"Bory Tucholskie" National Park

Lost lakes and mysterious rock formations from nearly 2000 years ago are hidden within dense forests.

The park is located in Pomerania Voivodeship, in the north of Poland. It contains the country's largest  pine forests, which hide picturesque lakes and countless dunes – the remnants of the last glaciation that gave this land its shape.

The park consists of 21 glacial lakes, and of particular significance is the trail known as the Stream of Seven Lakes. The lobelia lakes found in this area are particularly valuable and rare, such as Greater Gacno and Lesser Ganco, and are protected owing to their crystal-clear, acidic water and abolutely unique flora. The river Brda flows in and around the park, providing an excellent place for kayak trips.

Bory Tucholskie contain not only pine trees, but also yews, with Europe's largest community of yews in the yew reserve located in Wierzchlas Forest. The park is also home to deer, bucks, wild boars and wolves, as well as many rare species of birds, including cranes and eagles.

Among the area's exceptional attractions are the Stone Circles in Odry, along the Wda, constructed ca. 1st-3rd century AD by Goths migrating from Scandinavia to the south of Europe. The circles have diameters of 15 to 33 metres, and their interior is covered with stone pebbles, under which graves can be found. In the vicinity of 10 such circles, 29 kurgans (barrows) have been discovered.

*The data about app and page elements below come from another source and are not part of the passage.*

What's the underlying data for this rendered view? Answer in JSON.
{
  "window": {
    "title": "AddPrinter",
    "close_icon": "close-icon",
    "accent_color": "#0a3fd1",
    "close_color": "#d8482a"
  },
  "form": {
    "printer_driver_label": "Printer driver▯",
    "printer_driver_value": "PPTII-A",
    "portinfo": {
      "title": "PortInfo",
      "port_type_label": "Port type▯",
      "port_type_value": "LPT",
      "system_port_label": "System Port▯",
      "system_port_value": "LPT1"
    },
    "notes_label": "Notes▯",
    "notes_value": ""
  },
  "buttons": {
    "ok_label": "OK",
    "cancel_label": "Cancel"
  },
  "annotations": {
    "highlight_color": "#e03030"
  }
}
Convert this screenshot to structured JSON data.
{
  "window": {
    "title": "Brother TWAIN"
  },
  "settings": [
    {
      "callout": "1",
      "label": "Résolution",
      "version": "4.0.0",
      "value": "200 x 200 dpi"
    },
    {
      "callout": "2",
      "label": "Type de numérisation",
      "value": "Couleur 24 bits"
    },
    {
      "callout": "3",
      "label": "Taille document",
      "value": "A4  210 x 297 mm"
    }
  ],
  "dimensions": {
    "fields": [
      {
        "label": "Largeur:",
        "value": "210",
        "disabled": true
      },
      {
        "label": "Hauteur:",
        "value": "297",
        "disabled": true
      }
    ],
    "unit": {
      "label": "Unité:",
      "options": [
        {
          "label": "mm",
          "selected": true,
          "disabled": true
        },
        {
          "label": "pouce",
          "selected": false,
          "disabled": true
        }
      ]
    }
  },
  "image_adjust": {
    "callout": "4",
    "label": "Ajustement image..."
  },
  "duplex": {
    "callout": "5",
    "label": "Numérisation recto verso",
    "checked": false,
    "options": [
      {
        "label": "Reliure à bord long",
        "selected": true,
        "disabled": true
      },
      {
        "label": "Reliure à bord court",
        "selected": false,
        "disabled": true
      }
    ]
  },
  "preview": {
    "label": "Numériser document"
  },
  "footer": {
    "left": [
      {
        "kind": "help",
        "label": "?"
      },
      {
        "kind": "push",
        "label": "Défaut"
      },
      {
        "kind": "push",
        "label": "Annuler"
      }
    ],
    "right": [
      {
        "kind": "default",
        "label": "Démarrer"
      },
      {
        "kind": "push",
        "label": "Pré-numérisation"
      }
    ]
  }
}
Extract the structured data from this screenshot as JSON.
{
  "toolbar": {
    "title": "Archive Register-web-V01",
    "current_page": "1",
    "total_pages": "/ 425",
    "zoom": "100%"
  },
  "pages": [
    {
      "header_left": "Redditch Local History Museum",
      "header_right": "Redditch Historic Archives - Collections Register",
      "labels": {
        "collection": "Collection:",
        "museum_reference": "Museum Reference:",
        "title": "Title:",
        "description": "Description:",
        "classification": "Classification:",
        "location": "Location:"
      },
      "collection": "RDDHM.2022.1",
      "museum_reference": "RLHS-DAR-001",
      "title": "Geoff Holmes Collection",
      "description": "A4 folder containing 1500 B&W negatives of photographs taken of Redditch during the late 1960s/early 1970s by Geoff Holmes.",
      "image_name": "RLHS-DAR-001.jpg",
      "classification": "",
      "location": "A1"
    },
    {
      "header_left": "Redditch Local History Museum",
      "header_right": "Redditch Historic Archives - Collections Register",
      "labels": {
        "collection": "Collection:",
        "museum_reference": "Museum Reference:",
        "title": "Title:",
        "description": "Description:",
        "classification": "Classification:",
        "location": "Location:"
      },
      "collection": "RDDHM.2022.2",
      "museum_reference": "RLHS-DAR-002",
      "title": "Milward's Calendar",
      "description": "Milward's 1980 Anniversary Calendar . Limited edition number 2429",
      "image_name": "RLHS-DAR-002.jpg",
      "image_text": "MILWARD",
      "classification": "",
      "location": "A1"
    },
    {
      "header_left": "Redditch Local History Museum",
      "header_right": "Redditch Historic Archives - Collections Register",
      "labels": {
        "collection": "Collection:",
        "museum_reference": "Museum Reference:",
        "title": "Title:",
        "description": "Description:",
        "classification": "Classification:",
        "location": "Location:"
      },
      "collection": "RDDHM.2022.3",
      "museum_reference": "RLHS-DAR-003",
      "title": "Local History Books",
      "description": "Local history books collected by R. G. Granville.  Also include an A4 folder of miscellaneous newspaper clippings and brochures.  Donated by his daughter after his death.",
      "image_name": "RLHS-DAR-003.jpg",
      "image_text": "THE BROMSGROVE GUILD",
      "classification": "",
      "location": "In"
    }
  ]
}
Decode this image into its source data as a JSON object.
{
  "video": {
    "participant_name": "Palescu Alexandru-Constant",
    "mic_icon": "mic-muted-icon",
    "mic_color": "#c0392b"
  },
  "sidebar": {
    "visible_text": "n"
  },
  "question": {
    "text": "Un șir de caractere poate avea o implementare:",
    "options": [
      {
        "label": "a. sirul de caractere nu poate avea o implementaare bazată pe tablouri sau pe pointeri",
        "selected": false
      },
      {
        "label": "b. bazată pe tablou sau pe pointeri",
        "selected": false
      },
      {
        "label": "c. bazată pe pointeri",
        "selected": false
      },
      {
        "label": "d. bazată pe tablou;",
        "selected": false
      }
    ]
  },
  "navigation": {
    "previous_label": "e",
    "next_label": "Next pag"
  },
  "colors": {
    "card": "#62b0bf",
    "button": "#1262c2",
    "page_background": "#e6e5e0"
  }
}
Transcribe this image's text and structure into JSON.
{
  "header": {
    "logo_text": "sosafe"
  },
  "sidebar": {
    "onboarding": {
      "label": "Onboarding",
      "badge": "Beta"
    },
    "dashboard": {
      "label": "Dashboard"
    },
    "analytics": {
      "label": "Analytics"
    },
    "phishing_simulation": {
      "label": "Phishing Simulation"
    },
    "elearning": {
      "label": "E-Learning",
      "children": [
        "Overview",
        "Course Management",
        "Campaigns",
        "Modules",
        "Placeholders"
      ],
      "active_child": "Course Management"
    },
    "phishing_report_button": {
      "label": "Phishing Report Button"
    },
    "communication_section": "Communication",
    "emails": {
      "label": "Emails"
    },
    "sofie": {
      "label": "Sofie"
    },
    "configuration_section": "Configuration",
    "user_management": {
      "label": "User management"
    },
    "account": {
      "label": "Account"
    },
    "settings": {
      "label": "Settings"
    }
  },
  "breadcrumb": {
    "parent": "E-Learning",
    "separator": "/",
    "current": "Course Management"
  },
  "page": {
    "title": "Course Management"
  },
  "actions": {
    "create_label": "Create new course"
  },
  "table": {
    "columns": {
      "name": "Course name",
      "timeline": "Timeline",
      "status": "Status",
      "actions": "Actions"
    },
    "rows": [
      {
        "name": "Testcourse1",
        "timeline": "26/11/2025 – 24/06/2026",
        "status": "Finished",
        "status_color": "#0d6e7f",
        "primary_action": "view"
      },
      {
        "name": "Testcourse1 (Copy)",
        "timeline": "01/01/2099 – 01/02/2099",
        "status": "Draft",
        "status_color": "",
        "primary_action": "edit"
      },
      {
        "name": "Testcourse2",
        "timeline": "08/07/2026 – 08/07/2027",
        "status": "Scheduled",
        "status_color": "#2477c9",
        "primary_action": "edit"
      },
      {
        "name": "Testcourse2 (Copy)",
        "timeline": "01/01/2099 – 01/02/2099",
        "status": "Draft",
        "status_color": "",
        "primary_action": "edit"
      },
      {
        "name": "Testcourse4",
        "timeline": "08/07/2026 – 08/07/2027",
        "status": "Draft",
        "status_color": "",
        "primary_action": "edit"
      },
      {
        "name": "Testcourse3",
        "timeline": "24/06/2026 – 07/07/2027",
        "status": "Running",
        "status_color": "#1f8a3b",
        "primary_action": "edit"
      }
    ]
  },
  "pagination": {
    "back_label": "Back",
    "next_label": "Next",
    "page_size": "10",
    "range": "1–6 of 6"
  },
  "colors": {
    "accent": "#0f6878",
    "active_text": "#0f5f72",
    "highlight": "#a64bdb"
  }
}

Archaeologists have determined that Goths occupied this territory for 130-150 years, then traveled through Ukraine along the coast of the Black Sea in search of the legendary land of Oium.

"Bory Tucholskie" National Park is part of the areas protected under the Natura 2000 programme.